Thankfully, Scot McKnight’s new book, The Heaven Promise is an accessible and scintillating introduction to the main features of the future – particularly for those of us who are too preoccupied with earthly priorities. It covers God’s plans for his people and our future eternity in God’s presence in the new heaven and earth. It is rare for eternal issues to be so seriously explored. McKnight has done the Church a great service in putting this excellent title together. GH



Vineyard UK


Featuring five new songs and a few reworked classics, Open is a ten-track taste of the new sound of Vineyard Records UK. Produced by 29th Chapter’s David Plumb, the album comes as a follow-up to last year’s much-loved Waterfalls.

The opening title track is a brooding one, emitting an urgency that permeates the rest of the album. It introduces themes of an open heaven, as well as electronic sounds in tracks such as ‘Living in the Light’, ‘We Need More’ and ‘My Heart is Free’.

This isn’t a perfect album. The electronic effects can feel overused at times. But standout track ‘No Longer Strangers’ is an unexpected gem, with its soft jazz tempo and soulful vocals.

Perhaps it is closing track ‘Glorious’ that best summarises the album: offbeat electronic sounds juxtaposed with melodic depth and stirring vocals. This is an album that’s beat-driven rather than band-driven. It points towards a significant and exciting remoulding for the brand. NW

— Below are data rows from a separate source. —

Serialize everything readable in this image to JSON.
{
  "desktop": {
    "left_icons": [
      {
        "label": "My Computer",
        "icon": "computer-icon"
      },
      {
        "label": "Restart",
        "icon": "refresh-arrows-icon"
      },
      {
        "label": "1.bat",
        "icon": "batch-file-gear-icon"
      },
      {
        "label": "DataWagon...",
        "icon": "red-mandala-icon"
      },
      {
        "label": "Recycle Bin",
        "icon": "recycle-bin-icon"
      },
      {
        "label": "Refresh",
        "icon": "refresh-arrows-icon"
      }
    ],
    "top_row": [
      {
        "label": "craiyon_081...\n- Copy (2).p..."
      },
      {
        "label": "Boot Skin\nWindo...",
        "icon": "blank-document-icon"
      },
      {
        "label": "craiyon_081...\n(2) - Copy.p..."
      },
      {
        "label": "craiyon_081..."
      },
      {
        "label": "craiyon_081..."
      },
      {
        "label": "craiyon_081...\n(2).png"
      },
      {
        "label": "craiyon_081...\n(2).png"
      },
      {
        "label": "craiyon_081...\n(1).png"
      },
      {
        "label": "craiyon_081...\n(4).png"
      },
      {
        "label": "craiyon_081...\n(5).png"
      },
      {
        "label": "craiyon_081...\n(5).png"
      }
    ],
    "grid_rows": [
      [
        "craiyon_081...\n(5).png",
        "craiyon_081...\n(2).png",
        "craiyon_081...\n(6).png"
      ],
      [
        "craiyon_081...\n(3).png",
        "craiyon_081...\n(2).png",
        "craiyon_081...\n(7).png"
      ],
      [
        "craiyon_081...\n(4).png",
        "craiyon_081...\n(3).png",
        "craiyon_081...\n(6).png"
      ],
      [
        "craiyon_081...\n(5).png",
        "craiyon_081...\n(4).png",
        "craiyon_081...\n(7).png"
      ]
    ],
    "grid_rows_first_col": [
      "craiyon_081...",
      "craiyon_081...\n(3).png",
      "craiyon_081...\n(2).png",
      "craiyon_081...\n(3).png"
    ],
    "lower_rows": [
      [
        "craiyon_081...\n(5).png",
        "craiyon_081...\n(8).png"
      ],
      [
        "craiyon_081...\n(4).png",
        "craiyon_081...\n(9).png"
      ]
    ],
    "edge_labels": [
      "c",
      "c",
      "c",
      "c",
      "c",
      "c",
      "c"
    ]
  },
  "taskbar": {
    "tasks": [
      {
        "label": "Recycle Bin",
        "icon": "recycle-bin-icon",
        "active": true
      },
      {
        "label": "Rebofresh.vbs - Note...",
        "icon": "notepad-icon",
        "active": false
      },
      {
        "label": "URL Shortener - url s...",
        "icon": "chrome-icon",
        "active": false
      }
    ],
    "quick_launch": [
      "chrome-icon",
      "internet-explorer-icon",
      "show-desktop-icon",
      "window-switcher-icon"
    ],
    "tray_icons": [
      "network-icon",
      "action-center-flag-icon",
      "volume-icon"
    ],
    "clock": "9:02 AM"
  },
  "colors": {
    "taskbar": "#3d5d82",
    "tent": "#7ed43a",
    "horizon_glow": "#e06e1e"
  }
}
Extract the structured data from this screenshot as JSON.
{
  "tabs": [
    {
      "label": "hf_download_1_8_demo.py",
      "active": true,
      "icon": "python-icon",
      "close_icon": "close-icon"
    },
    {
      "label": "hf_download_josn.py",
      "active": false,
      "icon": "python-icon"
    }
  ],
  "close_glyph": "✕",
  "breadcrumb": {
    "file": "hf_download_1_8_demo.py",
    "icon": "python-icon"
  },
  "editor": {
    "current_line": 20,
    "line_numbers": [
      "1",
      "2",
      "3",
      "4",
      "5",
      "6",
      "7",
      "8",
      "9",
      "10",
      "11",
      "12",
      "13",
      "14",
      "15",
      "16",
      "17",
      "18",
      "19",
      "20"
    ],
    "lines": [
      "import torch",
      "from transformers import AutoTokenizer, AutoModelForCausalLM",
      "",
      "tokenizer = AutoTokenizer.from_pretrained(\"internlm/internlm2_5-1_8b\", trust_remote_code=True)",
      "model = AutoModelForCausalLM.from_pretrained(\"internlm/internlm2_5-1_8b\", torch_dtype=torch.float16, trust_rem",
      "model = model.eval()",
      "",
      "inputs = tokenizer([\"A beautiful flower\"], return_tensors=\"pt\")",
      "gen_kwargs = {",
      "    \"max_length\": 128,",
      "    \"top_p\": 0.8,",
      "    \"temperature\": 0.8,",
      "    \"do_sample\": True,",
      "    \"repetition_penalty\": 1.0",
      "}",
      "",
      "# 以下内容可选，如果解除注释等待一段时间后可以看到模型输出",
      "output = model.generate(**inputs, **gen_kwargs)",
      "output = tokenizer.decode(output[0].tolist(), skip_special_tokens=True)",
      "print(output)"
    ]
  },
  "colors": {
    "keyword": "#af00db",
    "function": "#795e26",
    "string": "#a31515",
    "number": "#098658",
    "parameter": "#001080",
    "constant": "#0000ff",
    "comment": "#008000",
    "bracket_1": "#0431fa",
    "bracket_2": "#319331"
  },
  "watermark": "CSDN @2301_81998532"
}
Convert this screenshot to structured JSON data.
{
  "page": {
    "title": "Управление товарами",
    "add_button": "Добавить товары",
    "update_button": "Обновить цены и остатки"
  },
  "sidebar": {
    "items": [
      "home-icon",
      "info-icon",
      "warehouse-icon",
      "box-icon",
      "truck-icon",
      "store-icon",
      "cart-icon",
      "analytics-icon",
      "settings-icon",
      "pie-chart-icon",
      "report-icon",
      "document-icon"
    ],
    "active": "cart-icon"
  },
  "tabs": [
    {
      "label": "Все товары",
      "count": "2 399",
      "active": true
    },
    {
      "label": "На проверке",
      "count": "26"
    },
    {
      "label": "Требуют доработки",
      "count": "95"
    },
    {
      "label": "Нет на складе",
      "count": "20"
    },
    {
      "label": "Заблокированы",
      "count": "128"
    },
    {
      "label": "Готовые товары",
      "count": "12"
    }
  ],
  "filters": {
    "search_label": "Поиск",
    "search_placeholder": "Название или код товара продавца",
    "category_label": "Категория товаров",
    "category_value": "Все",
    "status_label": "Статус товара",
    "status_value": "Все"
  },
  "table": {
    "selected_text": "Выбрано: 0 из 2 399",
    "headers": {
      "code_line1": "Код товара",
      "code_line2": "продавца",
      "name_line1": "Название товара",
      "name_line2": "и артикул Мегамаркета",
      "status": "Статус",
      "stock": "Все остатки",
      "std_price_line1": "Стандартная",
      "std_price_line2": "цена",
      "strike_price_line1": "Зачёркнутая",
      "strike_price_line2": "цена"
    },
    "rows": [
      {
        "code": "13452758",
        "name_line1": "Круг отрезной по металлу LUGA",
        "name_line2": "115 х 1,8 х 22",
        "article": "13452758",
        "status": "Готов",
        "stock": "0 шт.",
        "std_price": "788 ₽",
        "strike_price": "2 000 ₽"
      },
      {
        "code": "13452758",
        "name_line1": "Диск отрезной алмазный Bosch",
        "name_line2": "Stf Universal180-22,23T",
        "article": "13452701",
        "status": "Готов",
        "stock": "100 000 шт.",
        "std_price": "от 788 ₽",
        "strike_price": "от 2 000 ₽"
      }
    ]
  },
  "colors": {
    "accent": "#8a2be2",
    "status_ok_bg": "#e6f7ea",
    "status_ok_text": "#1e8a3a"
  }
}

Passion has taken the unusual step of releasing their album before the event in order to encourage conference-goers to be familiar with the songs before turning up. As such the production on every track is superb; the sound is clean and full, despite the lack of an audience voice in the mix.

The album holds offerings from the usual Passion crowd – Crowder, Chris Tomlin and Matt Redman among others. Crowder’s two offerings, ‘My Victory’ and ‘All We Sinners’ are particular stand-outs.

At times the tracks can feel slightly generic; many follow established patterns of crescendo and can be lyrically unadventurous – they are easy to sing, but somewhat predictable in their outcomes.

Overall, this is a solid album with songs that could comfortably be introduced into Sunday worship. However, I can’t help but wonder how much more impacting tracks like ‘Salvation’s Tide’ would be if we were able to hear 30,000 voices singing along. NH


The book that changed my life



Jeff Lucas



When I first became a Christian I remember Rees Howells: Intercessor (Lutterworth Press) challenged me so much that I went and stayed at his Bible college in Swansea, hoping that a bit of this godly man might rub off on me! Then there was Philip Yancey’s What’s So Amazing About Grace? (Zondervan). I’ve never forgotten his words: ‘grace means there is nothing we can do to make God love us more and there is nothing we can do to make God love us less’.

But the latest book that really helped to change my life was my friend Jeff Lucas’ Faith in the Fog (Zondervan). Trying to pick up my life having nearly died from cancer and experienced heart-breaking bereavement, I was impacted by how Jeff opened himself up in this title. We have both stood on stages facing thousands of people, some who mistakenly think we speakers have our lives totally sorted out. Reading Jeff’s book encouraged me that I am not the only one who has unanswered questions and is still struggling to be the person that God wants me to be.

By Ishmael